-------- SOURCE MATERIAL --------

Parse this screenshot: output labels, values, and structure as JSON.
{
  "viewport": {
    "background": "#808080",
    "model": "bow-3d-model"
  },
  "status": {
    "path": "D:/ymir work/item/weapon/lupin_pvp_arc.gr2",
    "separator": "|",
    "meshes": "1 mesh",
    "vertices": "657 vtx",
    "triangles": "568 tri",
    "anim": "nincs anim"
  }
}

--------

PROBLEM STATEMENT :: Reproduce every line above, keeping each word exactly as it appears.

ANSWER TO THE PROBLEM ::
Parse this screenshot: output labels, values, and structure as JSON.
{
  "viewport": {
    "background": "#808080",
    "model": "bow-3d-model"
  },
  "status": {
    "path": "D:/ymir work/item/weapon/lupin_pvp_arc.gr2",
    "separator": "|",
    "meshes": "1 mesh",
    "vertices": "657 vtx",
    "triangles": "568 tri",
    "anim": "nincs anim"
  }
}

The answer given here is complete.